The overarching purpose of education must be to assist human unfolding: physically, emotionally and intellectually. School serves not the business world nor any political agenda, but rather the child and young adult as he or she unfolds those capacities that make him or her uniquely human. And what makes the human being unique? Humans are distinguished from other animals, among other traits, by their high degree of flexibility. We see this in the free play of a preschool child, in the tireless creativity of a grade school child, and in the dawning of free and self-determined thinking in a young adult.
A teacher who works with the flexibility—behavioral, emotional, cognitive—within human beings at the appropriate stages of their development fulfills the purpose of education.
As children pass through distinct phases from early childhood and elementary grades to the high school years and beyond, they learn in different ways, and need to be assessed differently:
• Preschoolers are “educated” mainly through physical activity. A life rich in play—both free and structured––is crucial to learning at this age. In this phase we cultivate and discipline children’s will, which sets the groundwork for more conscious learning in later stages in childhood.
• Elementary school children need to have their imaginations stimulated through storytelling and artistic work. A life rich in inner imaging holds the key to learning during these years. This is the phase of emotional development.
• High school students need to have their abstract thinking challenged, their powers of discrimination exercised, and their confident and meaningful participation in the world encouraged. At puberty, critical thinking, scientific investigation, and rigorous thinking are crucial.
In this context, standardized tests have a role—though not a major one—to play in the assessment of cognitive abilities. Other forms of evaluation may be more productive, however, as tools of learning and predictive of success in adult life. And the younger the child, the less useful are these standardized tests, since they assess primarily cognitive function.
Ultimately, teachers who test their children are testing themselves. When our children are left behind we need to turn to the teachers who are responsible. We need a culture in our schools that proclaims there shall be “No Teacher Left Behind.”

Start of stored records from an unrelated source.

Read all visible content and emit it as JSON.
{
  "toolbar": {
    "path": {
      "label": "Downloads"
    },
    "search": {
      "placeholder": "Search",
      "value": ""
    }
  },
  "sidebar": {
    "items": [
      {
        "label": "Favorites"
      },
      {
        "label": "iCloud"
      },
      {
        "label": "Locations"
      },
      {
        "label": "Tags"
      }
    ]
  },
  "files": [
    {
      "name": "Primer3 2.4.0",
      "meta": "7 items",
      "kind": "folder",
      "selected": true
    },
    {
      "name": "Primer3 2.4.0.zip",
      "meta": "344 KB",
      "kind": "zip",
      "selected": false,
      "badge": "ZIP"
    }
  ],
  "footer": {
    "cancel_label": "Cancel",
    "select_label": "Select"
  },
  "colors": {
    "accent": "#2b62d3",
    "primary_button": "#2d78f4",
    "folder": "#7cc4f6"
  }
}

This does not mean that teachers are to be rewarded according to the performance of their children, for this introduces unhealthy dynamics into education. It means that, for students to succeed, their teachers need to be on a path of self-development that includes self-assessment. Before teachers administer tests to their students, they need to submit themselves to self and peer review, asking: How am I doing? Only then can they administer effective tests to their classes. Even these tests will have as their primary purpose not the assessment of students’ comprehension but rather the effectiveness of the teachers' own teaching.
In the final analysis, educational reform is the task of a school’s circle of educators, not of a government’s house of legislators. Teachers need to be charged with the task of studying their students, deepening their expertise, and developing appropriate methodology as a result. They can then set appropriate educational policies based on freedom and cultural pluralism. The task of the government is not to guarantee equal schooling for everyone; rather it is to guarantee equal access to the kinds of education that parents believe right for their children.
Douglas Gerwin, Ph.D., is Director of the Center for Anthroposophy, including Chair of its Waldorf High School Teacher Education Program, and Co-Director of the Research Institute for Waldorf Education. Himself a Waldorf graduate, Dr. Gerwin has taught for 30 years at university and high school levels in subjects ranging from biology and history to German and music.
David Mitchell has been a Waldorf class, high school, and adult education teacher for 38 years. Currently, he writes, edits, and published books as Chairman of AWSNA Publications and he is the Co-Director of the Research Institute for Waldorf Education.